Action item: Each line below with the string "protection" should be copied.

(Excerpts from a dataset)
******************************

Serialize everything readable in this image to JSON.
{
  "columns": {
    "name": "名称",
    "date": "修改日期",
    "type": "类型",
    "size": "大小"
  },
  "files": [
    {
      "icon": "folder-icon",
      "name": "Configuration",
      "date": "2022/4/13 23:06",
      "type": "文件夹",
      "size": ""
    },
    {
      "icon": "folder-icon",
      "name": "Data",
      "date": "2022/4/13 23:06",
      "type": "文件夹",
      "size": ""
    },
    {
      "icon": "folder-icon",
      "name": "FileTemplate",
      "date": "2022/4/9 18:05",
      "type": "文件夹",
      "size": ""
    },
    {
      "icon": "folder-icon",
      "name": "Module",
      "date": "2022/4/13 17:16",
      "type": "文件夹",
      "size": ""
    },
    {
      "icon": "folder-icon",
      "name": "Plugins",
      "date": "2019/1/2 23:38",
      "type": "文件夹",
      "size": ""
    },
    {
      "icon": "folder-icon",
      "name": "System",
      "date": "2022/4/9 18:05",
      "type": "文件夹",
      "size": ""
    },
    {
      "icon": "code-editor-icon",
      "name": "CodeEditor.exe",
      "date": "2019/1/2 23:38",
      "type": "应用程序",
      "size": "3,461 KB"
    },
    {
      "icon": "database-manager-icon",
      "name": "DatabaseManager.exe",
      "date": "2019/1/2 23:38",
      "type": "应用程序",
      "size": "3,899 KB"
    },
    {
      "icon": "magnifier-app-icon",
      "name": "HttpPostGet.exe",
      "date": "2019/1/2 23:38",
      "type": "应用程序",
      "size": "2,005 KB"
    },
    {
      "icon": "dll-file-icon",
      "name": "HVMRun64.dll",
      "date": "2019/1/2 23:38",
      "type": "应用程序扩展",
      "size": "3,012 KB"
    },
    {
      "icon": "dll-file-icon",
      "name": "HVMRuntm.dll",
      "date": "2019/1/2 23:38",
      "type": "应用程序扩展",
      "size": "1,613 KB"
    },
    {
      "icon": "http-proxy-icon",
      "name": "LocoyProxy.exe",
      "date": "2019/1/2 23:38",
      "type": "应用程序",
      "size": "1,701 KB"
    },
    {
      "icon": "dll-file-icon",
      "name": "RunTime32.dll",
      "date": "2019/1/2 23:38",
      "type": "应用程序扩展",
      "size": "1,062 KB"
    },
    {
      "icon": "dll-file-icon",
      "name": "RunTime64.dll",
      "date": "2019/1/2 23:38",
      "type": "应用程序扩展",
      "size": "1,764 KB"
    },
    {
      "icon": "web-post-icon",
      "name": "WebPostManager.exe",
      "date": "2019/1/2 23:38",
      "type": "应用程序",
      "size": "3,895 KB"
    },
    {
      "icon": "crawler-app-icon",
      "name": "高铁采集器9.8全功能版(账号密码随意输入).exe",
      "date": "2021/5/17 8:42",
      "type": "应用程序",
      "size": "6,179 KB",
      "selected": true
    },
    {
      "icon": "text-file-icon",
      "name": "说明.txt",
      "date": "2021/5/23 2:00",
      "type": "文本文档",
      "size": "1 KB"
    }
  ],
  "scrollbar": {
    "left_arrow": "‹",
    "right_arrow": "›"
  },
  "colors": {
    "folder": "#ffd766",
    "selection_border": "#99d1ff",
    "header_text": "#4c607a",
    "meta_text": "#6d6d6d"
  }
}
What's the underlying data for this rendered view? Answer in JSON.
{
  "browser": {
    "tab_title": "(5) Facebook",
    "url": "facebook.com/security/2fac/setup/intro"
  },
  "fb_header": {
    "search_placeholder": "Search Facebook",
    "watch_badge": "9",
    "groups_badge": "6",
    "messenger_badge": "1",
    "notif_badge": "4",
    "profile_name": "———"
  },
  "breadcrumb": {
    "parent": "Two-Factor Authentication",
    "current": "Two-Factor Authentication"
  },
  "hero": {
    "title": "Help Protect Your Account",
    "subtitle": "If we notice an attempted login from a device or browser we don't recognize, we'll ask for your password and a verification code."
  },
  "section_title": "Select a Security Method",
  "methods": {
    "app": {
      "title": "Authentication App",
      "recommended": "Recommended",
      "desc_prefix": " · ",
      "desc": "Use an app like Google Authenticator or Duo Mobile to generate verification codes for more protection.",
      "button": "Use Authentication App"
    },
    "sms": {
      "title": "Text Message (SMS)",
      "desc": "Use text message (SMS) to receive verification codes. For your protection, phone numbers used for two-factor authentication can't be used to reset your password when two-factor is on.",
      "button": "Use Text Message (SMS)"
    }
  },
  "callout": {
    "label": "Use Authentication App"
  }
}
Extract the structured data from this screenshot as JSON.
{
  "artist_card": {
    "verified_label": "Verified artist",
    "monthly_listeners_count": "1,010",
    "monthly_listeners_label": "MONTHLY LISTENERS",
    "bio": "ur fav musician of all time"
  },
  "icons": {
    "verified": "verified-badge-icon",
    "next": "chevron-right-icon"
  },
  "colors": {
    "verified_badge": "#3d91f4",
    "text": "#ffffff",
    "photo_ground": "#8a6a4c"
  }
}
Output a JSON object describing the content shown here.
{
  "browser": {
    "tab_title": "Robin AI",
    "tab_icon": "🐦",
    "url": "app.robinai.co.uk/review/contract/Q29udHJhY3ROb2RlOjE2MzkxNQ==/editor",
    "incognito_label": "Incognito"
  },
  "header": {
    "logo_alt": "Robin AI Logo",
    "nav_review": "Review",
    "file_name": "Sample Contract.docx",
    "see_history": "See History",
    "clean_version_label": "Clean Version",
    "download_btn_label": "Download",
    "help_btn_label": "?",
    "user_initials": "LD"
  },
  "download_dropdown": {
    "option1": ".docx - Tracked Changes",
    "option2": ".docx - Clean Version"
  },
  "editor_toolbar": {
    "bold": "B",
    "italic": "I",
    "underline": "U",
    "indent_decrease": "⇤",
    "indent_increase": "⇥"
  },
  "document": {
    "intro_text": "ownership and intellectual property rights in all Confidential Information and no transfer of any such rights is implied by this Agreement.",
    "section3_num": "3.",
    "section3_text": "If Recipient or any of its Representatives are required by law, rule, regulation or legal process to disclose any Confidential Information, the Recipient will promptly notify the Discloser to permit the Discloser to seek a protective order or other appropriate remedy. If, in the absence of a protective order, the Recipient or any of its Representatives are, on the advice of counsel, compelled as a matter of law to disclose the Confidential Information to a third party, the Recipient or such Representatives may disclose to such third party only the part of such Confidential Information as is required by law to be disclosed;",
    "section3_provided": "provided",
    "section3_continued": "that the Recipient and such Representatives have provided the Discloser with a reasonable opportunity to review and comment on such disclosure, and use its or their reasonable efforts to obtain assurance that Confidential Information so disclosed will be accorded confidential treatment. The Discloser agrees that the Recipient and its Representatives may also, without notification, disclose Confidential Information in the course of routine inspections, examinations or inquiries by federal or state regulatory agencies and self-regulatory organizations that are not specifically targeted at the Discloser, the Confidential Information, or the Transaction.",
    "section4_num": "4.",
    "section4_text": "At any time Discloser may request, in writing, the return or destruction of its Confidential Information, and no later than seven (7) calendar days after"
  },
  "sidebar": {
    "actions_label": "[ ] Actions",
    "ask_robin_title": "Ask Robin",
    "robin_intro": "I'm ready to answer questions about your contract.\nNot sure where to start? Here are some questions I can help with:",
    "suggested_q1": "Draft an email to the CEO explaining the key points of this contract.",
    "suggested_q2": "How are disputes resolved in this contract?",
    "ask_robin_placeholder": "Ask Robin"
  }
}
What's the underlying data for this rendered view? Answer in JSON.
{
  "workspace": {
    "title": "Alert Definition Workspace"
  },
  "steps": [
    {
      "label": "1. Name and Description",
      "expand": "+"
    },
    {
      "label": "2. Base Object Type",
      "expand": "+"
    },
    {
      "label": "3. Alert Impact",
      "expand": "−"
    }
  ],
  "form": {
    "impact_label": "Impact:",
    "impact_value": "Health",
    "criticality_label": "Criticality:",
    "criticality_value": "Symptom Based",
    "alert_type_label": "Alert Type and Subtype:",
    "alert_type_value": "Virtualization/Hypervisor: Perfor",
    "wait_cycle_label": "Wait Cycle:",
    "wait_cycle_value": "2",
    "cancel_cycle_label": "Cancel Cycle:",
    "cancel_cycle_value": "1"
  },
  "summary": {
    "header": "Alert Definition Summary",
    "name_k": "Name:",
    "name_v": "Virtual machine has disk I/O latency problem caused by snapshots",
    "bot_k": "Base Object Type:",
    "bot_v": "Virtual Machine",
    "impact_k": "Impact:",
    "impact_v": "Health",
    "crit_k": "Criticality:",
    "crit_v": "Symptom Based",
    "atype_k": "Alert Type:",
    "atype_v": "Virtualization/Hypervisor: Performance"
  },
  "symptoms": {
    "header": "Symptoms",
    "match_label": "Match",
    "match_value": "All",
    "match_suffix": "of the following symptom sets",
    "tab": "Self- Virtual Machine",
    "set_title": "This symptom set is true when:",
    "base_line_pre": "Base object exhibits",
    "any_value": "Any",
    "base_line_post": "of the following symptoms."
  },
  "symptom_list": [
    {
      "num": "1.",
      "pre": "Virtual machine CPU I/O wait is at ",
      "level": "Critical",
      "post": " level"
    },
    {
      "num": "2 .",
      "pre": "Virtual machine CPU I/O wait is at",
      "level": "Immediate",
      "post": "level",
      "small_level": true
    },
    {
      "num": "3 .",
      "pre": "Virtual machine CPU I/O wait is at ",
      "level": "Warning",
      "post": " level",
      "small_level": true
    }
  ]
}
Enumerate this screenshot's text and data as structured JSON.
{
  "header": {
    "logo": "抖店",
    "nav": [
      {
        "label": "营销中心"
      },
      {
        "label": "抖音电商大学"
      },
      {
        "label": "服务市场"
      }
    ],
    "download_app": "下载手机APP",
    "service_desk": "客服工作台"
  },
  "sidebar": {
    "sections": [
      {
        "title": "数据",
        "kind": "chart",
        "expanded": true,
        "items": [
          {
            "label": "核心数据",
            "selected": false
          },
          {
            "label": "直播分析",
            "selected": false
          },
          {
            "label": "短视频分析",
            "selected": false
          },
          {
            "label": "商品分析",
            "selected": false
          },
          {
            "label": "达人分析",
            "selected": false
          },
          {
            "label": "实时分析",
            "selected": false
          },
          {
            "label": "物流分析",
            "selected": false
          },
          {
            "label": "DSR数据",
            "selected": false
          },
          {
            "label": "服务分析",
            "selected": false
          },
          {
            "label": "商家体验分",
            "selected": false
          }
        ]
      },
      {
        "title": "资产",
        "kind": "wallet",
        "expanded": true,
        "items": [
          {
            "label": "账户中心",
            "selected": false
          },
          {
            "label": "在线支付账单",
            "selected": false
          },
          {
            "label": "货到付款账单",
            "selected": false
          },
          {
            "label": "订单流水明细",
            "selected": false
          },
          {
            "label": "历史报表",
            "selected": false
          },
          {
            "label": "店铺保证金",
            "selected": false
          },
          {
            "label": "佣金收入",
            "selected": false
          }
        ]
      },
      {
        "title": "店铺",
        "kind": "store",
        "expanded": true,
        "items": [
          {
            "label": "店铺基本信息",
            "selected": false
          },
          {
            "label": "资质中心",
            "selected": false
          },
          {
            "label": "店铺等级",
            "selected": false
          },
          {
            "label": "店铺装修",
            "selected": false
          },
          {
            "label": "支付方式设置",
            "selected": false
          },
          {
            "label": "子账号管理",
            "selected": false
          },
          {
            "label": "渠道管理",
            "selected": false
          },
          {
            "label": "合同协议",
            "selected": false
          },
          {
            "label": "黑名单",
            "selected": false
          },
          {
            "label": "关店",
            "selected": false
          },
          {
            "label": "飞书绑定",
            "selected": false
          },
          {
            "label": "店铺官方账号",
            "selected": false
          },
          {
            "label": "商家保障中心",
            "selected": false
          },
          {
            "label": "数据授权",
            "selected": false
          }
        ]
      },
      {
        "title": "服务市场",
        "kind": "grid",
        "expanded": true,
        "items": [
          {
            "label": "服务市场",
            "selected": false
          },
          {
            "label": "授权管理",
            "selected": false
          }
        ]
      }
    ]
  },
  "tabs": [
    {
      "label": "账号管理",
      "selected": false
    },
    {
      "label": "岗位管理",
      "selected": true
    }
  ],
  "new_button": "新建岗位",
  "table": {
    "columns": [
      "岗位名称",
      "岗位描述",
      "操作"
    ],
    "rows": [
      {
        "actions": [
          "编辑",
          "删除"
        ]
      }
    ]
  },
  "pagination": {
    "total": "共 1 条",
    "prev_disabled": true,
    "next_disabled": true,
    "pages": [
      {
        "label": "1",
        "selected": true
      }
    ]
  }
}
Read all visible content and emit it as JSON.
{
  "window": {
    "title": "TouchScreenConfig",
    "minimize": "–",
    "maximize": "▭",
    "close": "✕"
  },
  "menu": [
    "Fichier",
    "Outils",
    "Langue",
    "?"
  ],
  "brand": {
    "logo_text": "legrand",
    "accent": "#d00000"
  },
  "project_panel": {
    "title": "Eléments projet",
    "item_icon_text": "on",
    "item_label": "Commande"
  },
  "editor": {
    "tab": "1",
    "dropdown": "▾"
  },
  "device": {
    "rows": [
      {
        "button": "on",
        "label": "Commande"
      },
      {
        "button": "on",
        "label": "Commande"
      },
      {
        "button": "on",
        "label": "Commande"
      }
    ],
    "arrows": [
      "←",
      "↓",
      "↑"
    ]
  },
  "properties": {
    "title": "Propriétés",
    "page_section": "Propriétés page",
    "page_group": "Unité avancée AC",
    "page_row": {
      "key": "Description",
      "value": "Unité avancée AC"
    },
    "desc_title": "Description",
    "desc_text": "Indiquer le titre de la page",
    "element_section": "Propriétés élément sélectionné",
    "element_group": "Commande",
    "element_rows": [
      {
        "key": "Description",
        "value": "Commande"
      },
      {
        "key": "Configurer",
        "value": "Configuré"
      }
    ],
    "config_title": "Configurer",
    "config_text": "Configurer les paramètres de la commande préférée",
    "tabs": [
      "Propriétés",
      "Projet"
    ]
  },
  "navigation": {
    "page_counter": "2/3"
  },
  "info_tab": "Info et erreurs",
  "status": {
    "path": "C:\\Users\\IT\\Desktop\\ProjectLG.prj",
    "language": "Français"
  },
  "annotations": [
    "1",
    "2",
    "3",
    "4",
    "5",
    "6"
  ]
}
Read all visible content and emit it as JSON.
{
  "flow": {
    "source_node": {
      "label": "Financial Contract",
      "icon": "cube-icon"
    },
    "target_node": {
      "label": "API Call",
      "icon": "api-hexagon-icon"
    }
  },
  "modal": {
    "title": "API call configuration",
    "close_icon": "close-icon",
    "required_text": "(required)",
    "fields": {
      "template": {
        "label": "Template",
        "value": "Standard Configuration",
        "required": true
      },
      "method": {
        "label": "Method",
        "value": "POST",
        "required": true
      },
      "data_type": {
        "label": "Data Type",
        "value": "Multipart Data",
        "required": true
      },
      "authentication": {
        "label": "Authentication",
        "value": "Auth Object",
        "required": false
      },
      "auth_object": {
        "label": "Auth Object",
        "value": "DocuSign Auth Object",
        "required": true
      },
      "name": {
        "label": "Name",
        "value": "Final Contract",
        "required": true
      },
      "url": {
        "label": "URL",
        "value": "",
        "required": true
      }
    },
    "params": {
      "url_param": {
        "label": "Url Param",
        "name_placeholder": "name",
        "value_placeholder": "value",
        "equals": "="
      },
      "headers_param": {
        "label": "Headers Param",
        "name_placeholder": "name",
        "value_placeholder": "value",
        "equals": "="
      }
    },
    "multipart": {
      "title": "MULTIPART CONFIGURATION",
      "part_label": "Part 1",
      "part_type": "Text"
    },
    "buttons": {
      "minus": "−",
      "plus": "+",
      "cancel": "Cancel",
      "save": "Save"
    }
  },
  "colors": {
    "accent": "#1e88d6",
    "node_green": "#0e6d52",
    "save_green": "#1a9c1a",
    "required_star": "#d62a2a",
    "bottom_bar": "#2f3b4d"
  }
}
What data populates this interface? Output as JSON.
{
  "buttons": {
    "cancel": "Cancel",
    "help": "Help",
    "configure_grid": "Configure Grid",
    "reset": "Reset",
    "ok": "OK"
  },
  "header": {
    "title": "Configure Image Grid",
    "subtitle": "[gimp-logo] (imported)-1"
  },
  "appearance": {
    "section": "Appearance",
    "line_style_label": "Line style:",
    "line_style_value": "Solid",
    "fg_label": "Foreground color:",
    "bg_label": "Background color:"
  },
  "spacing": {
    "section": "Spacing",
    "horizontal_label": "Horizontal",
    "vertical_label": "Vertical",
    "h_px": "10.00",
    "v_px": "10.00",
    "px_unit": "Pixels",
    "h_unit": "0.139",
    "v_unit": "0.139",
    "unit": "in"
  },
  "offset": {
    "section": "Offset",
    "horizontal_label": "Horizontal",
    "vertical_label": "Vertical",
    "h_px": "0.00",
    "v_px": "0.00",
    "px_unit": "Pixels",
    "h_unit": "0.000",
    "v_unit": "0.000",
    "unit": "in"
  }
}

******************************

Task result:
      "desc": "Use an app like Google Authenticator or Duo Mobile to generate verification codes for more protection.",
      "desc": "Use text message (SMS) to receive verification codes. For your protection, phone numbers used for two-factor authentication can't be used to reset your password when two-factor is on.",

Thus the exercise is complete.